The Commission on Presidential Debates on Friday canceled the October 15th debate between President Donald Trump and former Vice President Joe Biden, according to the Wall Street Journal.
The development comes hours after the commission alleged that a hacker was behind debate moderator and longtime C-SPAN journalist Steve Scully’s tweet asking fired White House aide and outspoken Biden supporter Anthony Scaramucci, “Should I respond to Trump?”
In a statement, C-SPAN said the commission would launch an investigation the tweet that has since been deleted.
“Commission on Presidential Debates has stated publicly that the tweet was not sent by Scully himself and is investigating with the help of authorities,” the statement reads. “When additional information is available, we will release it.”
On Thursday, President Donald Trump pulled out of the debate after the commission unilaterally switched next week’s in-person debate to a virtual debate, citing health concerns stemming from the president’s coronavirus diagnosis. However, White House physician Dr. Conley has said that he anticipates President Trump can return to public engagements Saturday.
“I am not going to waste my time on a virtual debate,” the president told Fox Business Network’s Mornings with Maria. “That is not what debating is all about. You sit behind a are computer and do a debate. That’s ridiculous. And then they cut you off when every they want.
Later Thursday, President Donald Trump’s re-election proposed postponing the second presidential debate instead of holding a virtual event.
“We agree that this should happen on October 22, and accordingly, the third debate should then be shifted back one week to October 29,” the Trump campaign told reporters.

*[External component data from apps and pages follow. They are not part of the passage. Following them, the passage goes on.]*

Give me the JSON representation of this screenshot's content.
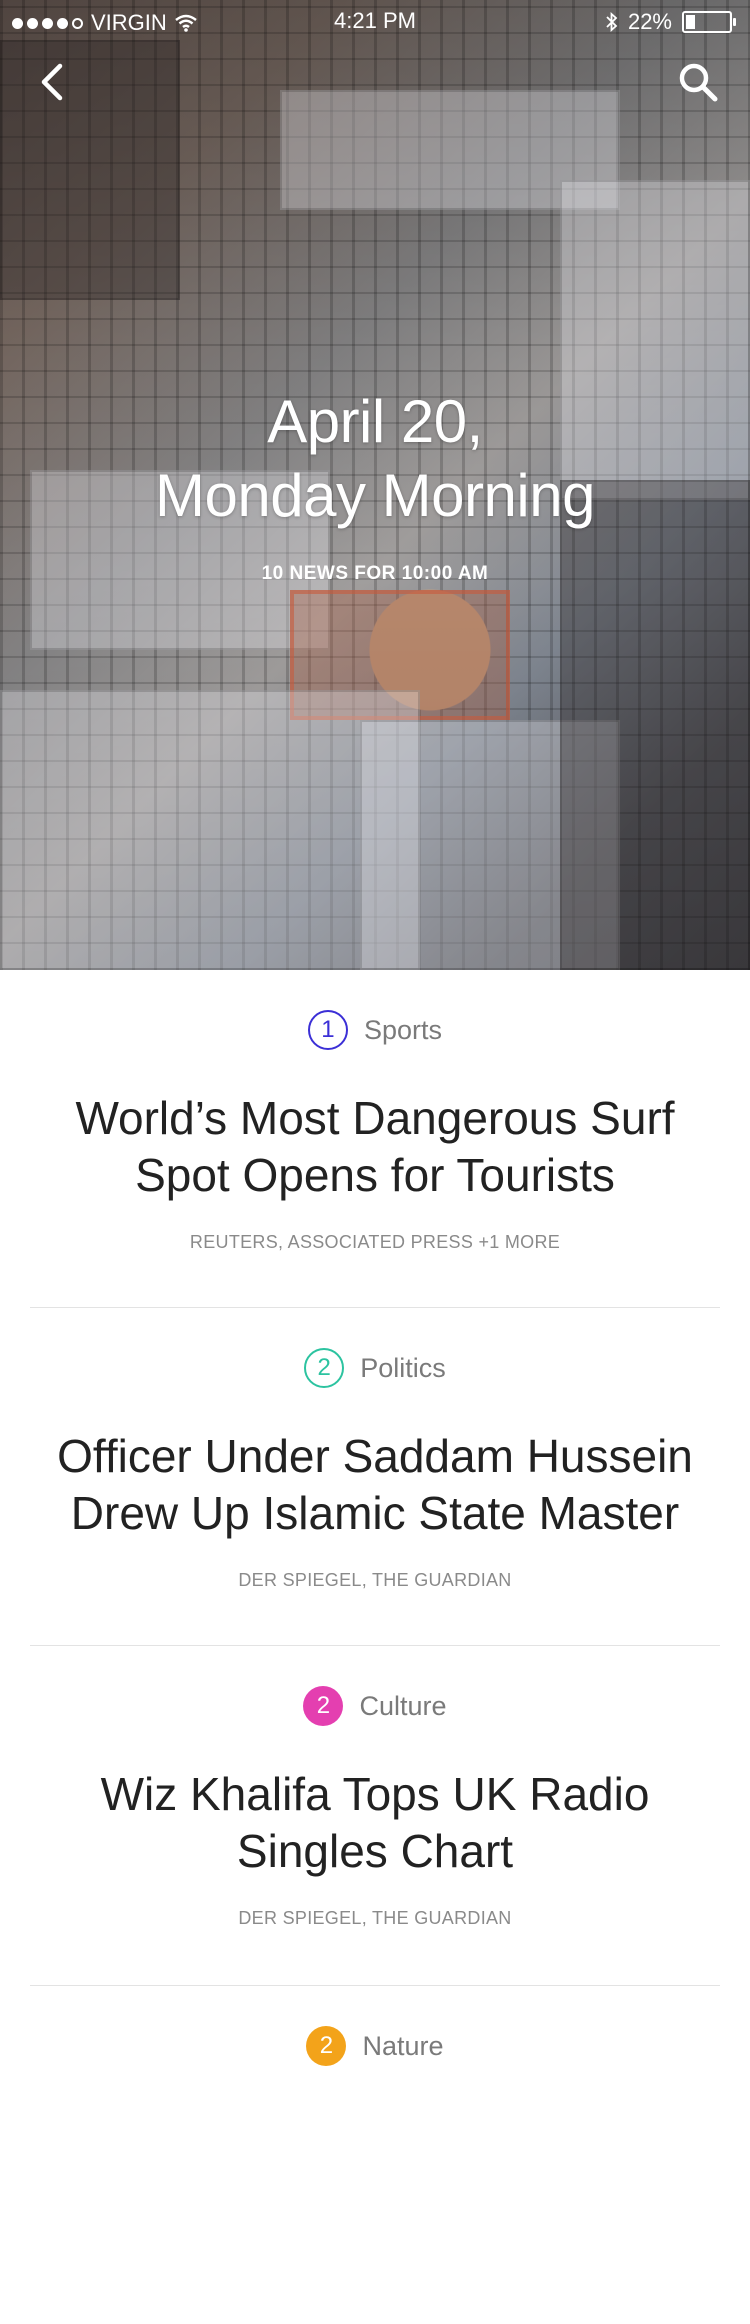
{
  "status_bar": {
    "carrier": "VIRGIN",
    "time": "4:21 PM",
    "battery": "22%",
    "battery_level": 0.22
  },
  "nav": {
    "back_icon": "chevron-left-icon",
    "search_icon": "search-icon"
  },
  "hero": {
    "title_line1": "April 20,",
    "title_line2": "Monday Morning",
    "subtitle": "10 NEWS FOR 10:00 AM"
  },
  "news": [
    {
      "number": "1",
      "category": "Sports",
      "headline": "World’s Most Dangerous Surf Spot Opens for Tourists",
      "sources": "REUTERS, ASSOCIATED PRESS +1 MORE",
      "badge_color": "#3b2fd6",
      "badge_style": "outline"
    },
    {
      "number": "2",
      "category": "Politics",
      "headline": "Officer Under Saddam Hussein Drew Up Islamic State Master",
      "sources": "DER SPIEGEL, THE GUARDIAN",
      "badge_color": "#2cc3a0",
      "badge_style": "outline"
    },
    {
      "number": "2",
      "category": "Culture",
      "headline": "Wiz Khalifa Tops UK Radio Singles Chart",
      "sources": "DER SPIEGEL, THE GUARDIAN",
      "badge_color": "#e43fb0",
      "badge_style": "filled"
    },
    {
      "number": "2",
      "category": "Nature",
      "headline": "",
      "sources": "",
      "badge_color": "#f3a31a",
      "badge_style": "filled"
    }
  ]
}
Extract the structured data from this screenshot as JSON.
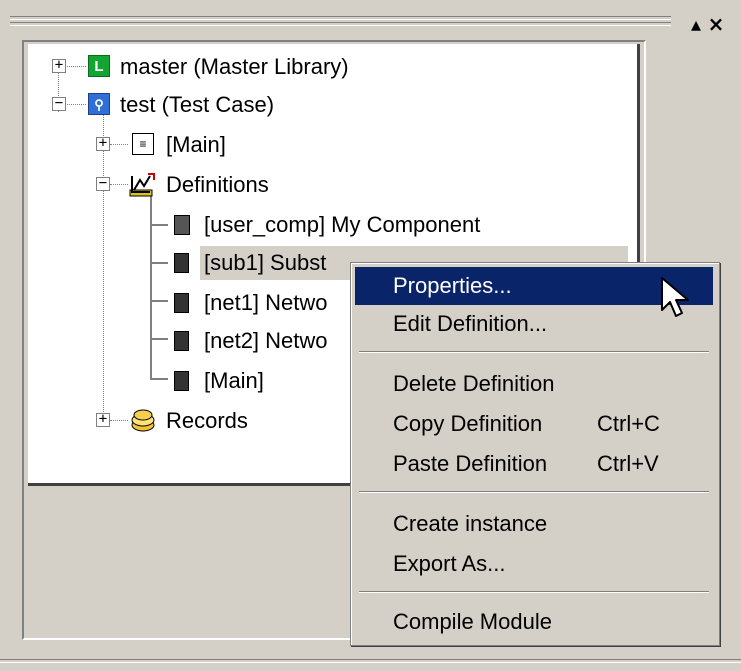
{
  "titlebar": {
    "pin_glyph": "▴",
    "close_glyph": "×"
  },
  "tree": {
    "items": [
      {
        "label": "master (Master Library)",
        "icon": "library-icon",
        "expander": "+"
      },
      {
        "label": "test (Test Case)",
        "icon": "test-case-icon",
        "expander": "−"
      },
      {
        "label": "[Main]",
        "icon": "main-page-icon",
        "expander": "+"
      },
      {
        "label": "Definitions",
        "icon": "definitions-icon",
        "expander": "−"
      },
      {
        "label": "[user_comp] My Component",
        "icon": "component-icon"
      },
      {
        "label": "[sub1] Subst",
        "icon": "page-icon"
      },
      {
        "label": "[net1] Netwo",
        "icon": "page-icon"
      },
      {
        "label": "[net2] Netwo",
        "icon": "page-icon"
      },
      {
        "label": "[Main]",
        "icon": "page-icon"
      },
      {
        "label": "Records",
        "icon": "records-icon",
        "expander": "+"
      }
    ]
  },
  "context_menu": {
    "items": [
      {
        "label": "Properties...",
        "shortcut": "",
        "highlighted": true
      },
      {
        "label": "Edit Definition...",
        "shortcut": ""
      },
      {
        "label": "Delete Definition",
        "shortcut": ""
      },
      {
        "label": "Copy Definition",
        "shortcut": "Ctrl+C"
      },
      {
        "label": "Paste Definition",
        "shortcut": "Ctrl+V"
      },
      {
        "label": "Create instance",
        "shortcut": ""
      },
      {
        "label": "Export As...",
        "shortcut": ""
      },
      {
        "label": "Compile Module",
        "shortcut": ""
      }
    ]
  },
  "colors": {
    "menu_highlight": "#0a246a",
    "panel_bg": "#d4d0c8"
  }
}
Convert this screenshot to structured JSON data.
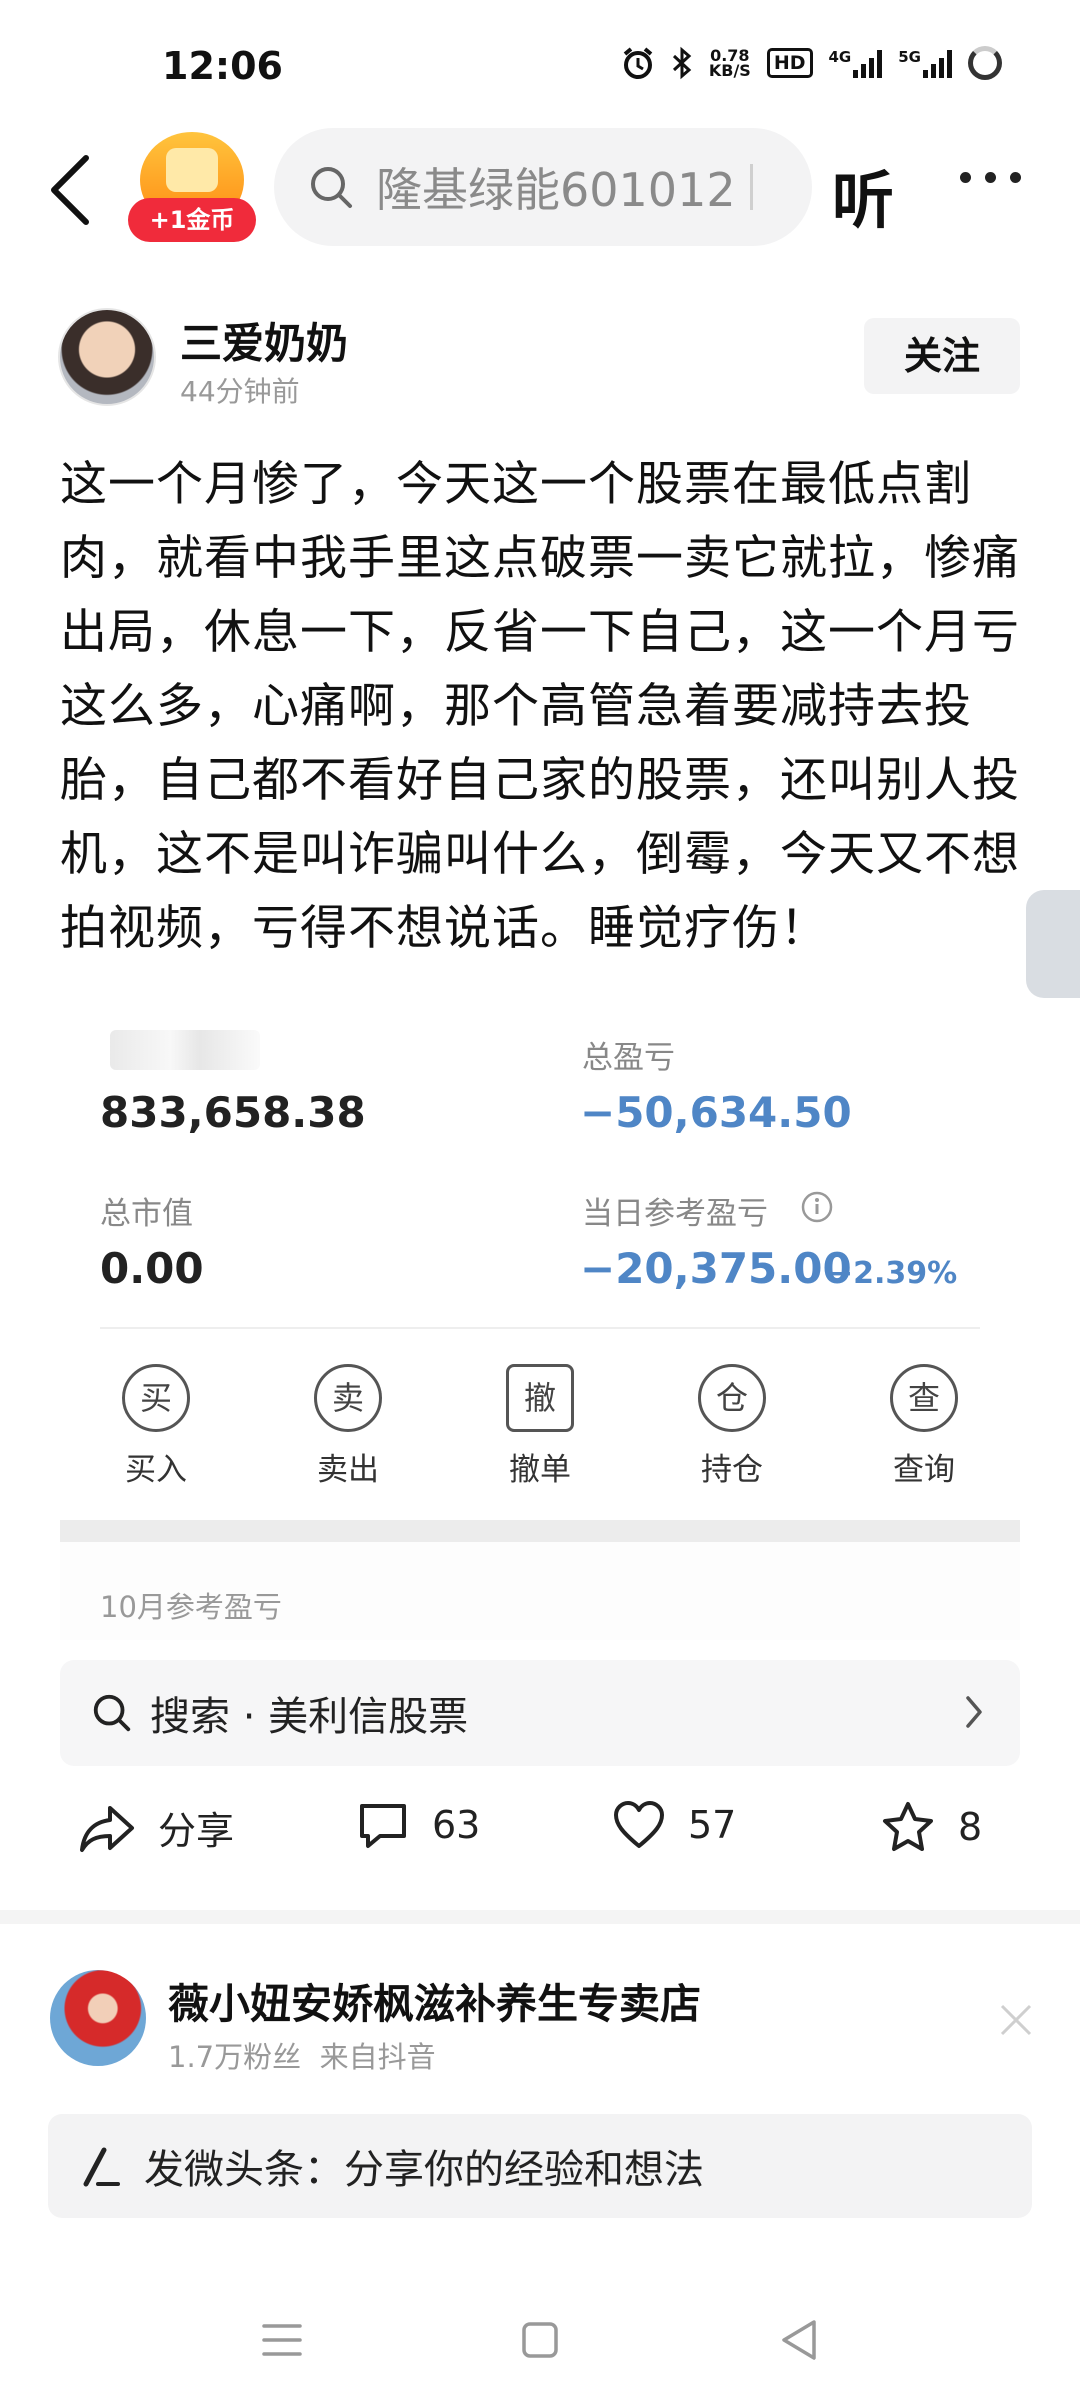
{
  "status_bar": {
    "time": "12:06",
    "net_speed_value": "0.78",
    "net_speed_unit": "KB/S",
    "hd_label": "HD",
    "sim1_label": "4G",
    "sim2_label": "5G"
  },
  "header": {
    "coin_badge": "+1金币",
    "search_placeholder": "隆基绿能601012",
    "listen_label": "听"
  },
  "author": {
    "name": "三爱奶奶",
    "time": "44分钟前",
    "follow_label": "关注"
  },
  "post": {
    "text": "这一个月惨了，今天这一个股票在最低点割肉，就看中我手里这点破票一卖它就拉，惨痛出局，休息一下，反省一下自己，这一个月亏这么多，心痛啊，那个高管急着要减持去投胎，自己都不看好自己家的股票，还叫别人投机，这不是叫诈骗叫什么，倒霉，今天又不想拍视频，亏得不想说话。睡觉疗伤！"
  },
  "account_card": {
    "asset_value": "833,658.38",
    "total_pnl_label": "总盈亏",
    "total_pnl_value": "−50,634.50",
    "market_value_label": "总市值",
    "market_value": "0.00",
    "daily_pnl_label": "当日参考盈亏",
    "daily_pnl_value": "−20,375.00",
    "daily_pnl_pct": "−2.39%",
    "actions": [
      {
        "icon_char": "买",
        "label": "买入"
      },
      {
        "icon_char": "卖",
        "label": "卖出"
      },
      {
        "icon_char": "撤",
        "label": "撤单"
      },
      {
        "icon_char": "仓",
        "label": "持仓"
      },
      {
        "icon_char": "查",
        "label": "查询"
      }
    ],
    "month_label": "10月参考盈亏"
  },
  "related_search": {
    "text": "搜索 · 美利信股票"
  },
  "engagement": {
    "share_label": "分享",
    "comments": "63",
    "likes": "57",
    "favorites": "8"
  },
  "recommendation": {
    "name": "薇小妞安娇枫滋补养生专卖店",
    "followers": "1.7万粉丝",
    "source": "来自抖音"
  },
  "composer": {
    "placeholder": "发微头条：分享你的经验和想法"
  },
  "colors": {
    "negative": "#4f86c6",
    "coin_red": "#f02b3b",
    "coin_orange": "#ff8a12"
  }
}
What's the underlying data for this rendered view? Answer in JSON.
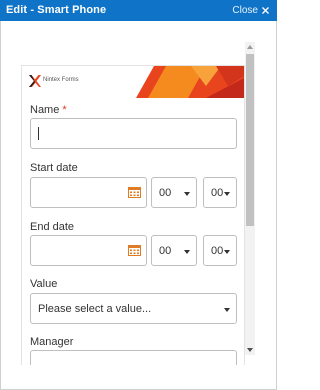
{
  "window": {
    "title": "Edit - Smart Phone",
    "close_label": "Close",
    "accent_color": "#0f74c7"
  },
  "banner": {
    "logo_text": "Nintex Forms",
    "logo_icon": "nintex-x-logo",
    "accent_colors": [
      "#e8451e",
      "#f58a1f",
      "#c4281a"
    ]
  },
  "form": {
    "name": {
      "label": "Name",
      "required_marker": "*",
      "value": ""
    },
    "start_date": {
      "label": "Start date",
      "value": "",
      "hour": "00",
      "minute": "00"
    },
    "end_date": {
      "label": "End date",
      "value": "",
      "hour": "00",
      "minute": "00"
    },
    "value": {
      "label": "Value",
      "selected": "Please select a value..."
    },
    "manager": {
      "label": "Manager"
    }
  },
  "icons": {
    "calendar": "calendar-icon",
    "close": "close-icon",
    "dropdown": "chevron-down-icon"
  }
}
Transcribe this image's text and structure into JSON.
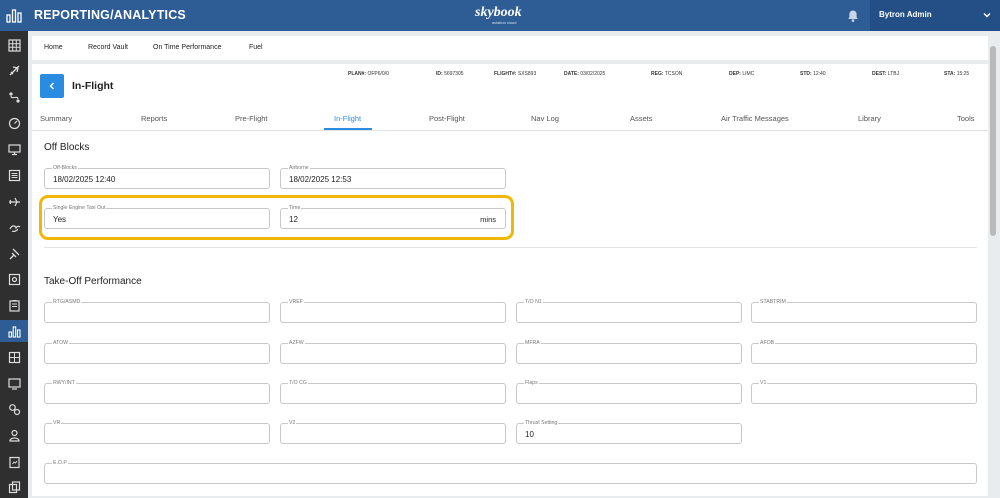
{
  "header": {
    "title": "REPORTING/ANALYTICS",
    "brand": "skybook",
    "brand_sub": "aviation cloud",
    "user": "Bytron Admin"
  },
  "sidebar": {
    "icons": [
      "grid-icon",
      "plane-icon",
      "route-icon",
      "gauge-icon",
      "monitor-icon",
      "list-icon",
      "plane-alt-icon",
      "bird-icon",
      "pin-icon",
      "camera-icon",
      "clipboard-icon",
      "chart-icon",
      "table-icon",
      "display-icon",
      "gears-icon",
      "person-icon",
      "report-icon",
      "copy-icon"
    ]
  },
  "nav": {
    "home": "Home",
    "record_vault": "Record Vault",
    "on_time": "On Time Performance",
    "fuel": "Fuel"
  },
  "flight": {
    "title": "In-Flight",
    "plan": {
      "label": "PLAN#:",
      "value": "OFP6/0/0"
    },
    "id": {
      "label": "ID:",
      "value": "5697305"
    },
    "flight": {
      "label": "FLIGHT#:",
      "value": "SXS893"
    },
    "date": {
      "label": "DATE:",
      "value": "03/02/2025"
    },
    "reg": {
      "label": "REG:",
      "value": "TCSON"
    },
    "dep": {
      "label": "DEP:",
      "value": "LIMC"
    },
    "std": {
      "label": "STD:",
      "value": "12:40"
    },
    "dest": {
      "label": "DEST:",
      "value": "LTBJ"
    },
    "sta": {
      "label": "STA:",
      "value": "15:25"
    }
  },
  "tabs": [
    "Summary",
    "Reports",
    "Pre-Flight",
    "In-Flight",
    "Post-Flight",
    "Nav Log",
    "Assets",
    "Air Traffic Messages",
    "Library",
    "Tools"
  ],
  "off_blocks": {
    "title": "Off Blocks",
    "off_blocks_label": "Off-Blocks",
    "off_blocks_value": "18/02/2025 12:40",
    "airborne_label": "Airborne",
    "airborne_value": "18/02/2025 12:53",
    "se_taxi_label": "Single Engine Taxi Out",
    "se_taxi_value": "Yes",
    "time_label": "Time",
    "time_value": "12",
    "time_unit": "mins"
  },
  "takeoff": {
    "title": "Take-Off Performance",
    "fields": {
      "rtg": {
        "label": "RTG/ASMD",
        "value": ""
      },
      "vref": {
        "label": "VREF",
        "value": ""
      },
      "ton1": {
        "label": "T/O N1",
        "value": ""
      },
      "stabtrim": {
        "label": "STABTRIM",
        "value": ""
      },
      "atow": {
        "label": "ATOW",
        "value": ""
      },
      "azfw": {
        "label": "AZFW",
        "value": ""
      },
      "mfra": {
        "label": "MFRA",
        "value": ""
      },
      "afob": {
        "label": "AFOB",
        "value": ""
      },
      "rwy": {
        "label": "RWY/INT",
        "value": ""
      },
      "tocg": {
        "label": "T/O CG",
        "value": ""
      },
      "flaps": {
        "label": "Flaps",
        "value": ""
      },
      "v1": {
        "label": "V1",
        "value": ""
      },
      "vr": {
        "label": "VR",
        "value": ""
      },
      "v2": {
        "label": "V2",
        "value": ""
      },
      "thrust": {
        "label": "Thrust Setting",
        "value": "10"
      },
      "eop": {
        "label": "E.O.P",
        "value": ""
      }
    }
  },
  "colors": {
    "header": "#2e5d95",
    "accent": "#2a8ce0",
    "highlight": "#f2b705",
    "sidebar": "#2f2f2f"
  }
}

The proposal was later denied by the commission.
The final debate is scheduled to take place on October 22nd.